Professor Jones holds a Ph.D. in history from Columbia University and a J.D. from the CUNY School of Law. Prior to the start of her academic career, she was a public interest litigator in New York City, recognized for her work as a Charles H. Revson Fellow on the Future of the City of New York at Columbia University.
How the Suffrage Movement Betrayed Black Women with Brent Staples
October 20, 2020, 6:30-7:45pm | Online
The New York Times editorial board writer Brent Staples will speak with Dean Douglas about the complex relationship between the Nineteenth Amendment and white supremacy. Staples has won the Pulitzer Prize for his writing on race and racism in America and is author of the article How the Suffrage Movement Betrayed Black Women. He and Douglas will discuss the racial power dynamics at play during the women’s suffrage movement in the years after the Civil War and how it continues today.
About Brent Staples
Brent Staples has been a member of The New York Times editorial board since 1990. His editorials and essays are included in dozens of college readers throughout the United States and abroad. Before joining the editorial page, he served as an editor of The New York Times Book Review and an assistant editor for metropolitan news.
Mr. Staples holds a Ph.D. in psychology from the University of Chicago and is the author of the memoir Parallel Time, which was a finalist for The Los Angeles Times Book Prize and winner of the Anisfield-Wolf Book Award.
Photograph by Celeste Sloman for The New York Times
About the Very Rev. Dr. Kelly Brown Douglas
The Very Reverend Dr. Kelly Brown Douglas was named Dean of the Episcopal Divinity School at Union Theological Seminary and Professor of Theology at Union in September 2017. She was named the Bill and Judith Moyers Chair in Theology in November 2019. She also serves as the Canon Theologian at the Washington National Cathedral and Theologian in Residence at Trinity Church Wall Street.

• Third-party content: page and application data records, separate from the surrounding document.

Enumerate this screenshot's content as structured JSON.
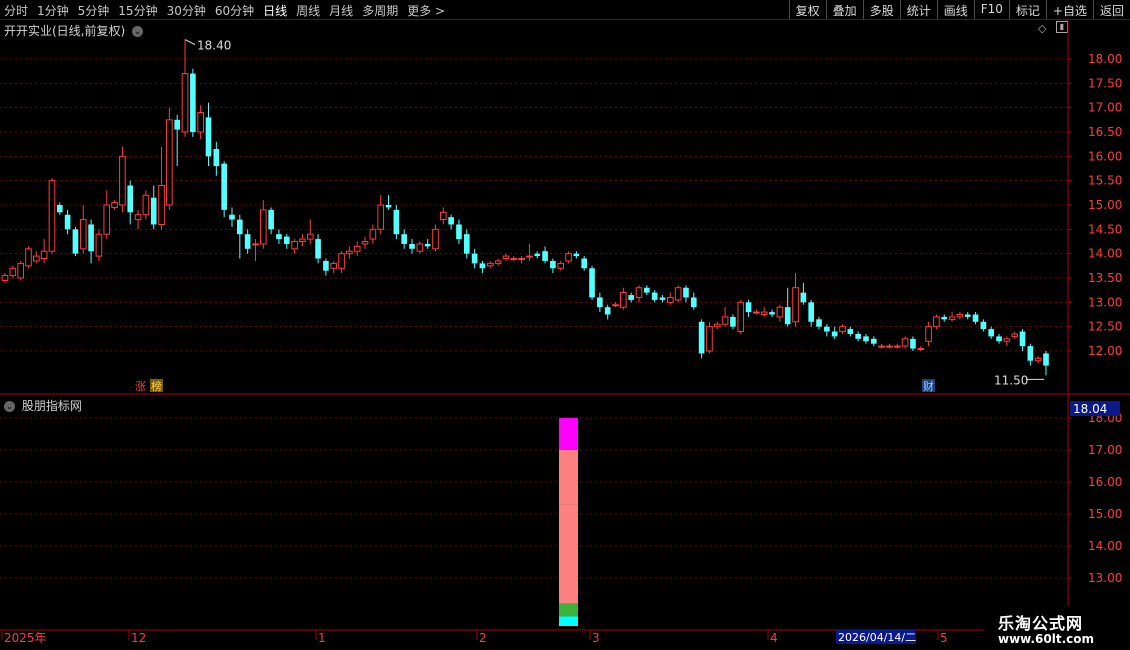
{
  "toolbar": {
    "periods": [
      "分时",
      "1分钟",
      "5分钟",
      "15分钟",
      "30分钟",
      "60分钟",
      "日线",
      "周线",
      "月线",
      "多周期",
      "更多 >"
    ],
    "active_period": "日线",
    "buttons": [
      "复权",
      "叠加",
      "多股",
      "统计",
      "画线",
      "F10",
      "标记",
      "+自选",
      "返回"
    ]
  },
  "main_title": "开开实业(日线,前复权)",
  "sub_title": "股朋指标网",
  "max_label": "18.40",
  "min_label": "11.50",
  "price_axis": [
    "18.00",
    "17.50",
    "17.00",
    "16.50",
    "16.00",
    "15.50",
    "15.00",
    "14.50",
    "14.00",
    "13.50",
    "13.00",
    "12.50",
    "12.00"
  ],
  "sub_axis": [
    "18.00",
    "17.00",
    "16.00",
    "15.00",
    "14.00",
    "13.00"
  ],
  "sub_current_value": "18.04",
  "markers": {
    "zhang": "涨",
    "bang": "榜",
    "cai": "财"
  },
  "time_axis": [
    "2025年",
    "12",
    "1",
    "2",
    "3",
    "4",
    "5"
  ],
  "cursor_date": "2026/04/14/二",
  "watermark": {
    "line1": "乐淘公式网",
    "line2": "www.60lt.com"
  },
  "colors": {
    "up": "#ff3c3c",
    "down": "#54ffff",
    "grid": "#7a0000",
    "axis": "#b00000",
    "magenta": "#ff00ff",
    "pink": "#ff8080",
    "green": "#3cb43c",
    "cyan": "#00ffff"
  },
  "chart_data": {
    "type": "candlestick",
    "ylim": [
      11.3,
      18.8
    ],
    "candles": [
      [
        13.45,
        13.55,
        13.4,
        13.6
      ],
      [
        13.55,
        13.7,
        13.5,
        13.75
      ],
      [
        13.5,
        13.8,
        13.45,
        13.85
      ],
      [
        13.75,
        14.1,
        13.7,
        14.15
      ],
      [
        13.85,
        13.95,
        13.8,
        14.05
      ],
      [
        13.9,
        14.05,
        13.8,
        14.3
      ],
      [
        14.05,
        15.5,
        14.0,
        15.55
      ],
      [
        15.0,
        14.85,
        14.8,
        15.05
      ],
      [
        14.8,
        14.5,
        14.4,
        14.9
      ],
      [
        14.5,
        14.0,
        13.95,
        14.55
      ],
      [
        14.1,
        14.7,
        14.0,
        15.0
      ],
      [
        14.6,
        14.05,
        13.8,
        14.7
      ],
      [
        13.95,
        14.4,
        13.85,
        14.5
      ],
      [
        14.4,
        15.0,
        14.3,
        15.3
      ],
      [
        14.95,
        15.05,
        14.9,
        15.1
      ],
      [
        15.0,
        16.0,
        14.85,
        16.2
      ],
      [
        15.4,
        14.85,
        14.6,
        15.5
      ],
      [
        14.7,
        14.8,
        14.5,
        14.9
      ],
      [
        14.8,
        15.2,
        14.7,
        15.3
      ],
      [
        15.15,
        14.6,
        14.5,
        15.4
      ],
      [
        14.6,
        15.4,
        14.5,
        16.2
      ],
      [
        15.0,
        16.75,
        14.9,
        17.0
      ],
      [
        16.75,
        16.55,
        15.8,
        16.85
      ],
      [
        16.5,
        17.7,
        16.4,
        18.4
      ],
      [
        17.7,
        16.5,
        16.4,
        17.8
      ],
      [
        16.5,
        16.9,
        16.35,
        17.05
      ],
      [
        16.8,
        16.0,
        15.8,
        17.1
      ],
      [
        16.15,
        15.8,
        15.6,
        16.3
      ],
      [
        15.85,
        14.9,
        14.75,
        15.9
      ],
      [
        14.8,
        14.7,
        14.55,
        14.95
      ],
      [
        14.7,
        14.4,
        13.9,
        14.8
      ],
      [
        14.4,
        14.1,
        14.0,
        14.5
      ],
      [
        14.2,
        14.2,
        13.85,
        14.3
      ],
      [
        14.2,
        14.9,
        14.1,
        15.1
      ],
      [
        14.9,
        14.5,
        14.4,
        14.95
      ],
      [
        14.4,
        14.3,
        14.2,
        14.5
      ],
      [
        14.35,
        14.2,
        14.1,
        14.4
      ],
      [
        14.1,
        14.25,
        14.0,
        14.3
      ],
      [
        14.25,
        14.3,
        14.15,
        14.4
      ],
      [
        14.3,
        14.4,
        14.2,
        14.7
      ],
      [
        14.3,
        13.9,
        13.8,
        14.4
      ],
      [
        13.85,
        13.65,
        13.55,
        13.9
      ],
      [
        13.7,
        13.8,
        13.6,
        13.85
      ],
      [
        13.7,
        14.0,
        13.6,
        14.05
      ],
      [
        14.0,
        14.05,
        13.9,
        14.15
      ],
      [
        14.05,
        14.15,
        13.95,
        14.25
      ],
      [
        14.2,
        14.25,
        14.1,
        14.35
      ],
      [
        14.3,
        14.5,
        14.2,
        14.6
      ],
      [
        14.5,
        15.0,
        14.4,
        15.2
      ],
      [
        15.0,
        14.95,
        14.9,
        15.2
      ],
      [
        14.9,
        14.4,
        14.3,
        15.0
      ],
      [
        14.4,
        14.2,
        14.1,
        14.5
      ],
      [
        14.2,
        14.1,
        14.0,
        14.3
      ],
      [
        14.05,
        14.2,
        14.0,
        14.25
      ],
      [
        14.2,
        14.15,
        14.1,
        14.3
      ],
      [
        14.1,
        14.5,
        14.05,
        14.6
      ],
      [
        14.7,
        14.85,
        14.6,
        14.95
      ],
      [
        14.75,
        14.6,
        14.5,
        14.8
      ],
      [
        14.6,
        14.3,
        14.2,
        14.7
      ],
      [
        14.4,
        14.0,
        13.9,
        14.5
      ],
      [
        14.0,
        13.8,
        13.7,
        14.1
      ],
      [
        13.8,
        13.7,
        13.6,
        13.85
      ],
      [
        13.75,
        13.8,
        13.7,
        13.85
      ],
      [
        13.8,
        13.85,
        13.75,
        13.9
      ],
      [
        13.9,
        13.95,
        13.85,
        14.0
      ],
      [
        13.9,
        13.9,
        13.85,
        13.95
      ],
      [
        13.9,
        13.9,
        13.8,
        13.95
      ],
      [
        13.95,
        13.95,
        13.85,
        14.2
      ],
      [
        14.0,
        13.95,
        13.9,
        14.05
      ],
      [
        14.05,
        13.85,
        13.8,
        14.15
      ],
      [
        13.85,
        13.7,
        13.6,
        13.9
      ],
      [
        13.7,
        13.8,
        13.65,
        13.85
      ],
      [
        13.85,
        14.0,
        13.8,
        14.05
      ],
      [
        14.0,
        13.95,
        13.9,
        14.05
      ],
      [
        13.9,
        13.7,
        13.65,
        13.95
      ],
      [
        13.7,
        13.1,
        13.05,
        13.75
      ],
      [
        13.1,
        12.9,
        12.8,
        13.2
      ],
      [
        12.9,
        12.75,
        12.65,
        12.95
      ],
      [
        12.95,
        12.95,
        12.9,
        13.0
      ],
      [
        12.9,
        13.2,
        12.85,
        13.3
      ],
      [
        13.15,
        13.05,
        13.0,
        13.2
      ],
      [
        13.1,
        13.3,
        13.0,
        13.35
      ],
      [
        13.3,
        13.2,
        13.15,
        13.35
      ],
      [
        13.2,
        13.05,
        13.0,
        13.25
      ],
      [
        13.1,
        13.05,
        13.0,
        13.15
      ],
      [
        13.0,
        13.1,
        12.95,
        13.2
      ],
      [
        13.05,
        13.3,
        13.0,
        13.35
      ],
      [
        13.3,
        13.1,
        13.0,
        13.35
      ],
      [
        13.1,
        12.9,
        12.85,
        13.2
      ],
      [
        12.6,
        11.95,
        11.85,
        12.65
      ],
      [
        12.0,
        12.5,
        11.95,
        12.6
      ],
      [
        12.5,
        12.55,
        12.45,
        12.6
      ],
      [
        12.55,
        12.7,
        12.5,
        12.9
      ],
      [
        12.7,
        12.5,
        12.45,
        12.75
      ],
      [
        12.4,
        13.0,
        12.35,
        13.05
      ],
      [
        13.0,
        12.8,
        12.7,
        13.05
      ],
      [
        12.8,
        12.8,
        12.75,
        12.85
      ],
      [
        12.75,
        12.8,
        12.7,
        12.9
      ],
      [
        12.8,
        12.75,
        12.7,
        12.85
      ],
      [
        12.7,
        12.9,
        12.6,
        12.95
      ],
      [
        12.9,
        12.55,
        12.5,
        13.3
      ],
      [
        12.6,
        13.3,
        12.5,
        13.6
      ],
      [
        13.2,
        13.0,
        12.95,
        13.4
      ],
      [
        13.0,
        12.6,
        12.5,
        13.05
      ],
      [
        12.65,
        12.5,
        12.45,
        12.7
      ],
      [
        12.5,
        12.4,
        12.3,
        12.55
      ],
      [
        12.4,
        12.3,
        12.25,
        12.5
      ],
      [
        12.4,
        12.5,
        12.35,
        12.55
      ],
      [
        12.45,
        12.35,
        12.3,
        12.5
      ],
      [
        12.35,
        12.25,
        12.2,
        12.4
      ],
      [
        12.3,
        12.2,
        12.15,
        12.35
      ],
      [
        12.25,
        12.15,
        12.1,
        12.3
      ],
      [
        12.1,
        12.1,
        12.05,
        12.15
      ],
      [
        12.1,
        12.1,
        12.05,
        12.15
      ],
      [
        12.1,
        12.1,
        12.05,
        12.15
      ],
      [
        12.1,
        12.25,
        12.05,
        12.3
      ],
      [
        12.25,
        12.05,
        12.0,
        12.3
      ],
      [
        12.05,
        12.05,
        12.0,
        12.1
      ],
      [
        12.2,
        12.5,
        12.1,
        12.6
      ],
      [
        12.5,
        12.7,
        12.45,
        12.75
      ],
      [
        12.7,
        12.65,
        12.6,
        12.75
      ],
      [
        12.65,
        12.7,
        12.6,
        12.8
      ],
      [
        12.7,
        12.75,
        12.65,
        12.8
      ],
      [
        12.75,
        12.7,
        12.65,
        12.8
      ],
      [
        12.75,
        12.6,
        12.55,
        12.8
      ],
      [
        12.6,
        12.45,
        12.4,
        12.65
      ],
      [
        12.45,
        12.3,
        12.25,
        12.5
      ],
      [
        12.3,
        12.2,
        12.15,
        12.35
      ],
      [
        12.2,
        12.25,
        12.1,
        12.3
      ],
      [
        12.3,
        12.35,
        12.25,
        12.4
      ],
      [
        12.4,
        12.1,
        12.0,
        12.45
      ],
      [
        12.1,
        11.8,
        11.7,
        12.15
      ],
      [
        11.8,
        11.85,
        11.75,
        11.9
      ],
      [
        11.95,
        11.7,
        11.5,
        12.0
      ]
    ],
    "indicator": {
      "segments": [
        {
          "from": 18.0,
          "to": 17.0,
          "color": "magenta"
        },
        {
          "from": 17.0,
          "to": 15.3,
          "color": "pink"
        },
        {
          "from": 15.3,
          "to": 12.2,
          "color": "pink"
        },
        {
          "from": 12.2,
          "to": 11.8,
          "color": "green"
        },
        {
          "from": 11.8,
          "to": 11.5,
          "color": "cyan"
        }
      ]
    }
  }
}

Dean Douglas is the author of many articles and five books, including Sexuality and the Black Church: A Womanist Perspective and Stand Your Ground: Black Bodies and the Justice of God. Her academic work has focused on womanist theology, sexuality, and the black church.